“My senior year (at Iowa) I didn’t play as much special teams, but now I’m on all four phases and I have to get my mind right for that,” Kirksey said. “They have me in the sub packages so I’m doing a lot of stuff with that.”
Kirksey has relied on 11-year veteran linebacker Karlos Dansby of Auburn as he acclimates to life as a professional.
“I’m fortunate enough to play with Karlos Dansby, he has given me a lot of knowledge,” Kirksey said. “The coaching staff is great — Mike Pettine is a great head coach — I’m starting to feel at home.”
Jim O’Neil is defensive coordinator for the Browns, Chuck Driesbach is linebackers coach, and Brian Fleury is assistant linebackers coach. Chris Tabor coordinates special teams.

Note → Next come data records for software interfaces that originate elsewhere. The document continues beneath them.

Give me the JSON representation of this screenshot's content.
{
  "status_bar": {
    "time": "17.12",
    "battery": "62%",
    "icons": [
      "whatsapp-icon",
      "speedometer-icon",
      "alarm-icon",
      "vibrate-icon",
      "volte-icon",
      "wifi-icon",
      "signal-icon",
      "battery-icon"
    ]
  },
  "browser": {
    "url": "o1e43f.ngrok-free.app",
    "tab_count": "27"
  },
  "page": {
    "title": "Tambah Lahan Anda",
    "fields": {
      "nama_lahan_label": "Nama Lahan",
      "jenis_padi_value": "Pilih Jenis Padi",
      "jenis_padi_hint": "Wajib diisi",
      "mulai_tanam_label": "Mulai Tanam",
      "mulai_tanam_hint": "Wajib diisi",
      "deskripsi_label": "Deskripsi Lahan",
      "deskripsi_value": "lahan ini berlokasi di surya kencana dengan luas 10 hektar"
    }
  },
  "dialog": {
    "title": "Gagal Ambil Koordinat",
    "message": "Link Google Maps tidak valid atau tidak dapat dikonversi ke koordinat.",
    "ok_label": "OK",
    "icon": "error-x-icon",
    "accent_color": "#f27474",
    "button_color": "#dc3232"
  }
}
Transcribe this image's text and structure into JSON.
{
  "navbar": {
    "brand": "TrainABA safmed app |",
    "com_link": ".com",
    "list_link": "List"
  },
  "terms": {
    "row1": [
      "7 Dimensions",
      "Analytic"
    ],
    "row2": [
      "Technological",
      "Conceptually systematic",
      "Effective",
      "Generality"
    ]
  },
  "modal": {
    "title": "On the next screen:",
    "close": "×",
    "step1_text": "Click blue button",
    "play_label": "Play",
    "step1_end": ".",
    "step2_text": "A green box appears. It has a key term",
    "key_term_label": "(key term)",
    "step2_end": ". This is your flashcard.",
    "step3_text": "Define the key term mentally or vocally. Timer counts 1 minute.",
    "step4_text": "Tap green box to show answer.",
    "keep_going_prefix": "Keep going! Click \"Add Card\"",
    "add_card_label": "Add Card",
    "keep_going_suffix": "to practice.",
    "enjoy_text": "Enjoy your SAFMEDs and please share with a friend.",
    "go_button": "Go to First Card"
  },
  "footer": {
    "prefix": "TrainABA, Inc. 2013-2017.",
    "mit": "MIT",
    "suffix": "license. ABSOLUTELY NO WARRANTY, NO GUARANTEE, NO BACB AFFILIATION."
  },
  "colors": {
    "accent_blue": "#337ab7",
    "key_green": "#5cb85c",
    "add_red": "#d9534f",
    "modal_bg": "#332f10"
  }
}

Kirksey is OK with taking baby steps during his first season. He is working on slowing the game, reading tendencies, and recognizing plays.
“You can always get better with that. I’m a rookie so it will come to me,” Kirksey said. “I’m not rushing anything, but I’m trying to get better and learning from other guys that are there.”
After playing at Iowa, Kirksey had a jump on most rookies when camp began. While others attempted to adapt to a new format, it was old hat for the former Hawkeye.
“Coach (Kirk) Ferentz runs a great program — the style of camp at Iowa is similar to the NFL,” Kirksey said. “The early mornings, long nights, meetings, and physical practices are just like the NFL. The last four years shaped me and helped me from a mental and physical standpoint to get ready for the NFL. This Iowa program prepared me.”
Although no longer in the same locker room, Kirksey stays in touch with fellow Hawkeye starting linebackers Anthony Hitchens and James Morris. Hitchens is No. 2 on the depth chart at weakside linebacker for the Dallas Cowboys; Morris is on injured reserve for the New England Patriots.
“I talk to Hitch and James all the time. We check up on each other to see how everyone is doing and making sure we are staying focused; it’s the NFL, it’s easy to get distracted,” Kirksey said. “We’re still friends, so we catch up and have great talks about life, it doesn’t have to be about football.”